** EXERCISE BRIEF **
Would you please state how many lines in the entries contain the word "基于图像和激光的多模态点云融合与视觉定位"? Only the number should be given.

____________

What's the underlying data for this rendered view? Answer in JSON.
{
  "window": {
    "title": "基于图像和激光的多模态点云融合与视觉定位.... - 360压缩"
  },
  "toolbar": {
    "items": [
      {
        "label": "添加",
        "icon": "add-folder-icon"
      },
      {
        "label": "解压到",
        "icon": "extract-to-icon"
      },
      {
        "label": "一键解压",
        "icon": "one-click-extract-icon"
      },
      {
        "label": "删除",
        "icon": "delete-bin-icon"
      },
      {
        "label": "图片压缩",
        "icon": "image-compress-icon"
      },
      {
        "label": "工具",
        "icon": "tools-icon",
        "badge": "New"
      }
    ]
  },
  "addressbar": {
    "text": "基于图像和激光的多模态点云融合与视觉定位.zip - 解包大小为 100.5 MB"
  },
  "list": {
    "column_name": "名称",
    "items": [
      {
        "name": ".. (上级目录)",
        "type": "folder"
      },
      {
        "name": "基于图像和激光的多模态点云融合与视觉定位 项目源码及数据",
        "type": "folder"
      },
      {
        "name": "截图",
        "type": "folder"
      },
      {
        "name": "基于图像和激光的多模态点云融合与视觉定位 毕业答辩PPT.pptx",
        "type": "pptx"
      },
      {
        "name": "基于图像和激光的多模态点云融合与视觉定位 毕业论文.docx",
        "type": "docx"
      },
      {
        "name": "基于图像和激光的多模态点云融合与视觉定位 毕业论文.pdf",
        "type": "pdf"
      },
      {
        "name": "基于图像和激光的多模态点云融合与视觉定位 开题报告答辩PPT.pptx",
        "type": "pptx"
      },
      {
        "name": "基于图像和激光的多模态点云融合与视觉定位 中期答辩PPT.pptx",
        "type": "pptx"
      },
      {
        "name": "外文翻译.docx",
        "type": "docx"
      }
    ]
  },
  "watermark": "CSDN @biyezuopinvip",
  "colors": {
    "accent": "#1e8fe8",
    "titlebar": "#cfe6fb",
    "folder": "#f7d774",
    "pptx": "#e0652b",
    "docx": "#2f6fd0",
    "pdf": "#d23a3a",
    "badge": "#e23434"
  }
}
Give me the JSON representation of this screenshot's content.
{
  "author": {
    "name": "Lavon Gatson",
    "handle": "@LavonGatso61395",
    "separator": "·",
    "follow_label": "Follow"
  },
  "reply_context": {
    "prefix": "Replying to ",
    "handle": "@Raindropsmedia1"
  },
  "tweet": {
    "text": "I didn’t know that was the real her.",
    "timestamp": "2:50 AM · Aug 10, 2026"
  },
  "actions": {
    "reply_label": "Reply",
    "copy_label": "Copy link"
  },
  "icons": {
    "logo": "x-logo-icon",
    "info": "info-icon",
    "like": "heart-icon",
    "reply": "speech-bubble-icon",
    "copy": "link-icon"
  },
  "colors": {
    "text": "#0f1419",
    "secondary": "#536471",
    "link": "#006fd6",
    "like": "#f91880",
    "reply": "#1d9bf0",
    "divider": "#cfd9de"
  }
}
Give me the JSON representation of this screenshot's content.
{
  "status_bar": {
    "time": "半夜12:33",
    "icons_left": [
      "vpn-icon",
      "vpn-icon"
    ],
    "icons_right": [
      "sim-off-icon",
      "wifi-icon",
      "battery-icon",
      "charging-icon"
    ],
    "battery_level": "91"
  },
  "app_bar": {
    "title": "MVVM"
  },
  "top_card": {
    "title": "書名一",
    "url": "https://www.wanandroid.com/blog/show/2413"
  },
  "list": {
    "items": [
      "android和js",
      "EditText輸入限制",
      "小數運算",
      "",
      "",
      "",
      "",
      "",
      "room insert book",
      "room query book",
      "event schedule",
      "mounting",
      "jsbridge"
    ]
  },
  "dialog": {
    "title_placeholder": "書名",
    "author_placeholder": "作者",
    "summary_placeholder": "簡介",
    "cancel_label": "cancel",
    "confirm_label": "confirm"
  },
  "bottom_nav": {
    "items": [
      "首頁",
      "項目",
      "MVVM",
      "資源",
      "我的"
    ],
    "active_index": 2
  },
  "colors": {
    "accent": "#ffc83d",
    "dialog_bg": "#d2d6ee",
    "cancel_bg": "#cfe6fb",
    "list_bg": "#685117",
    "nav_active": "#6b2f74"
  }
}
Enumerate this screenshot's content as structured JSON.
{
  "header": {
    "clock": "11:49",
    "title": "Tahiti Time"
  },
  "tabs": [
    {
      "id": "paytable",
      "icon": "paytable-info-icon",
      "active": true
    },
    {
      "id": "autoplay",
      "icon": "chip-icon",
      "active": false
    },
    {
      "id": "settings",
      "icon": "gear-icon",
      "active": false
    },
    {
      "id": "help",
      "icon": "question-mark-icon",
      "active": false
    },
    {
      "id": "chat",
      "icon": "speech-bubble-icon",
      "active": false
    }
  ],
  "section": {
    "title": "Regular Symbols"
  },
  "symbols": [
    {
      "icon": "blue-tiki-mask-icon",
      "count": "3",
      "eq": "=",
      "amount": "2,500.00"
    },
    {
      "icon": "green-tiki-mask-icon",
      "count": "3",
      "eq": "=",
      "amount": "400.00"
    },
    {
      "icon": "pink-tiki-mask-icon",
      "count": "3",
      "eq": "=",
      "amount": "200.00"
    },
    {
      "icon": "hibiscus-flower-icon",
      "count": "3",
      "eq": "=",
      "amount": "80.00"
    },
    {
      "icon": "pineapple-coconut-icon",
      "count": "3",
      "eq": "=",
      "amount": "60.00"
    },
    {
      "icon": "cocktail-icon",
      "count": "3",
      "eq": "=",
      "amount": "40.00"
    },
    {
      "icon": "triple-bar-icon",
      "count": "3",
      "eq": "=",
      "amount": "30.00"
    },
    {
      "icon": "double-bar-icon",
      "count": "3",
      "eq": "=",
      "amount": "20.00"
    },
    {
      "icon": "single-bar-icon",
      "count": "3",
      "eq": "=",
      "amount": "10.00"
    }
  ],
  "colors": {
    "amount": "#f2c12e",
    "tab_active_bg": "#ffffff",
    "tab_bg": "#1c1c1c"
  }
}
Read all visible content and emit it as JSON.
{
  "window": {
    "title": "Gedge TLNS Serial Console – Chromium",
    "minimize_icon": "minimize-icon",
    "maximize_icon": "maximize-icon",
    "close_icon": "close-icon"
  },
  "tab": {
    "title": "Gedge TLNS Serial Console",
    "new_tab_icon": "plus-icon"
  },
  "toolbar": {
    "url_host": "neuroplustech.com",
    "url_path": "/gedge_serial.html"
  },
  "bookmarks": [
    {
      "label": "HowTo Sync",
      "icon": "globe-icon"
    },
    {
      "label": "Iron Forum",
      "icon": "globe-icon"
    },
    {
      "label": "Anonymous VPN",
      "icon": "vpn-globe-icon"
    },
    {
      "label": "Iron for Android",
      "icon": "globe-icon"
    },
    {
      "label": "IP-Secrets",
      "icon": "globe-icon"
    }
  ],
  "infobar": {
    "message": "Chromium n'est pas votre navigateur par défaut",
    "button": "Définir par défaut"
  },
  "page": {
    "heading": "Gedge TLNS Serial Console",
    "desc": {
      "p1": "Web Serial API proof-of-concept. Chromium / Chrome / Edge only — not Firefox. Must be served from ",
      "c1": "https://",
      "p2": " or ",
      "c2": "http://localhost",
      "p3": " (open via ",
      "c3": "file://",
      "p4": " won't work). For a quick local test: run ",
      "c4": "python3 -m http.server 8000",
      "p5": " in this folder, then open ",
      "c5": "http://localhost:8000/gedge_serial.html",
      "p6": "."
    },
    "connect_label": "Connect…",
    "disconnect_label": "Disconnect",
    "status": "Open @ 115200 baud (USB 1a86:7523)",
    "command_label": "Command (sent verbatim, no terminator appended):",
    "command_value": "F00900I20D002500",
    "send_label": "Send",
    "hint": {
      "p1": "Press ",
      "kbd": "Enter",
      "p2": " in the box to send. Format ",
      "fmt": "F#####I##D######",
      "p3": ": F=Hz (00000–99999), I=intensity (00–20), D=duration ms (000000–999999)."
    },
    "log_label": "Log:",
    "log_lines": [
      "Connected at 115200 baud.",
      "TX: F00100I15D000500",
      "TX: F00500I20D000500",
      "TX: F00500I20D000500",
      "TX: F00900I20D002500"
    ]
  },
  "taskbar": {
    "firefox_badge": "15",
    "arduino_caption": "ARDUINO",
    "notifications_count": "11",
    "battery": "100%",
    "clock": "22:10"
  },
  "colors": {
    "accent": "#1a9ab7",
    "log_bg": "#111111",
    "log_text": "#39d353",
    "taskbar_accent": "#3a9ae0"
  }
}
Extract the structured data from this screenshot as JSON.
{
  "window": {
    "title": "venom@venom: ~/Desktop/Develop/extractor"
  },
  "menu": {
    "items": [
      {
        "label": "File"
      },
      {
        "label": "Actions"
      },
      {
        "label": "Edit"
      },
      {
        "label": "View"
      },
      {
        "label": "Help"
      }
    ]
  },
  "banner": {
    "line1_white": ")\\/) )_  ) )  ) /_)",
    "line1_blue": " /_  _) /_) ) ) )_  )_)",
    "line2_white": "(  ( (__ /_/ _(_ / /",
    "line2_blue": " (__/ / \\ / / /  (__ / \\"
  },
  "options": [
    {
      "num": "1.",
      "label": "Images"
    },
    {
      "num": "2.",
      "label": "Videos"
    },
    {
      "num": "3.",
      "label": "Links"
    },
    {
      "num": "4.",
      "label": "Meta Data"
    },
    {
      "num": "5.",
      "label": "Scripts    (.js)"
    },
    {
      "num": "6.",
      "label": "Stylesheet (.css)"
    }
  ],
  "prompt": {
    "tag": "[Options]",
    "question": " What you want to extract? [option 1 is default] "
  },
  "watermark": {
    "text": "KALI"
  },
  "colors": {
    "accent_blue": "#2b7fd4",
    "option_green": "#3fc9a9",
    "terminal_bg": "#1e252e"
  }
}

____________

** EXERCISE RESPONSE **
8